Date: Wednesday 15th March 2023

Commencing: 8am to 2pm

Location: HCPSL & SRA Office, 181 Fairford Road Ingham

Displays and Presentations will include:

RSVP Friday 10th March:

For catering purposes, please RVSP to HCPSL on (07) 4776 1808

HCPSL hosts the 2022 Combined Productivity Services Group Conference

Posted by Ellie McVeigh

Last week, HCPSL and Burdekin Productivity Services (BPS) hosted productivity services groups from across the industry at the 2022 Combined Productivity Services Group Conference. Productivity groups from Mossman to Isis were in attendance. Over 60 industry agronomists and advisors visited the Herbert to explore news ideas, discuss issues, and share findings.

Conference attendees visiting the Macknade site.

Over 2 days the groups focused on a range of topics, including – diseases, varieties, pests, technology, weeds, and nutrition. Throughout the conference, the groups discussed industry and district specific issues they faced.

Alike to the Herbert, delivering clean seed was a key triumph and core focus for many productivity groups. While RSD, pigs and rats were highlighted as common issues across various districts.

Initial presentations became the catalyst for extensive group discussion around methods for managing RSD and the effective delivery of clean seed. Conference participants then visited the Macknade site, where varieties were spotlighted. Presenters from across the industry explored the use of genomic selection, molecular markers and tissue culture.

During Day 2 the management of 2,4-D drift, weeds and feral pigs was discussed by the groups. Finally, the benefits of nutrient management, soil sampling and soil health were explored in detail by presenters. Presentations highlighted the need for soil health in sustaining productivity. To conclude the conference, interested participants were invited to visit the HCPSL hot water tanks at Victoria Mill.

Presentations and discussions from across the 2 days proved widely beneficial for all in attendance. HCPSL thanks all productivity groups and industry professionals who attended the conference and shared knowledge, contributed ideas and engaged in robust discussions.

HCPSL would like to acknowledge the following Sponsors of the 2022 Combined Productivity Services Group Conference – Wilmar, Nufarm, SRA and Burdekin Productivity Services.

Celebrating World Soil Day!

Posted by Ellie McVeigh

Today is World Soil Day!

World Soil Day aims to highlight the value of healthy soil and sustainable soil management.
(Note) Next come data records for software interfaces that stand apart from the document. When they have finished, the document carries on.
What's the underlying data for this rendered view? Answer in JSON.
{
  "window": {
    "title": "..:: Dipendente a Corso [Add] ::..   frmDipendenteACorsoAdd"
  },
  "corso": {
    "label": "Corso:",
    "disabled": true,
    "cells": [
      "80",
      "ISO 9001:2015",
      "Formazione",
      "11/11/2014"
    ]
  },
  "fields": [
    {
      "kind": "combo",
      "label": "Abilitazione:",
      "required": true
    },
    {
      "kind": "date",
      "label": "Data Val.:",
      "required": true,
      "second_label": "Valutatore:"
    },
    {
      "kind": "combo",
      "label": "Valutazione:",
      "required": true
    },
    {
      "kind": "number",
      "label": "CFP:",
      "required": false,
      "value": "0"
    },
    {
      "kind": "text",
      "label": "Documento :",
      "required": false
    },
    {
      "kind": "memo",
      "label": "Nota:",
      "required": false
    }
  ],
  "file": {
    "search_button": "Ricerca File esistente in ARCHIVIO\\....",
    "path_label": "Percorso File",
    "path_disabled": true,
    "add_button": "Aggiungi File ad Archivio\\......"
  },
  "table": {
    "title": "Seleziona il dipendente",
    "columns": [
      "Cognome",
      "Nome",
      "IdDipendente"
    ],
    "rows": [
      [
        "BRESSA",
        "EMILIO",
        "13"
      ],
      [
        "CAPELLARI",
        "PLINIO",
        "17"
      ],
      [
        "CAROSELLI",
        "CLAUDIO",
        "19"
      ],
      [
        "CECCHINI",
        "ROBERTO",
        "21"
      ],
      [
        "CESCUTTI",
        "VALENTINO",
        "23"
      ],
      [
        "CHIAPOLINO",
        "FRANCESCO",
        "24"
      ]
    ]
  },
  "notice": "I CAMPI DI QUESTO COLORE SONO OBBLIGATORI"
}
Here’s a few reasons why soil is so important:

Below are a range of soil information resources (Sourced from Food and Agriculture Organisation of the United Nations).

Wanting to know more on mud?

Posted by Ellie McVeigh

Herbert grower, Andrew Irvin explains how applying mud has been beneficial on his farm.

Interested to know if mill by-products have a fit on you farm?

Contact HCPSL on (07) 4776 1808 to speak to a Project CaNE Team member.

Visual storytelling: Kim Kleidon

Understanding Mill Mud: Sugar Impurity to Soil Ameliorant

Posted by Ellie McVeigh

As part of the recent focus on mill by-products, HCPSL Project CaNE and Project Catalyst staff toured Victoria Mill to develop a stronger understanding of the mill’s operation and generation of mill by-products.

The tour covered the entire process of sugar extraction, highlighting various processes that impact on the quantity and composition of mill mud.

This was the first mill tour for Project CaNE Extension Agronomist Bailey Kilpatrick who appreciated the opportunity to view the milling process from start to finish.

“You can see the effort the Mill is making to extract as much sugar as they can and clean it [from impurities such as mud] as well as they can,’” he shared.

Bailey was interested to see the clarification process with the addition of flocculant and was surprised by the quantity of mud being processed at once through vacuum filtration systems. The automation and chemical inputs such as lime required to keep the juice flowing through evenly also generated interest from the tour group.

Reflecting on the tour, Bailey noted:

“There is actually a lot that goes into getting the mud extracted, it’s not a simple process.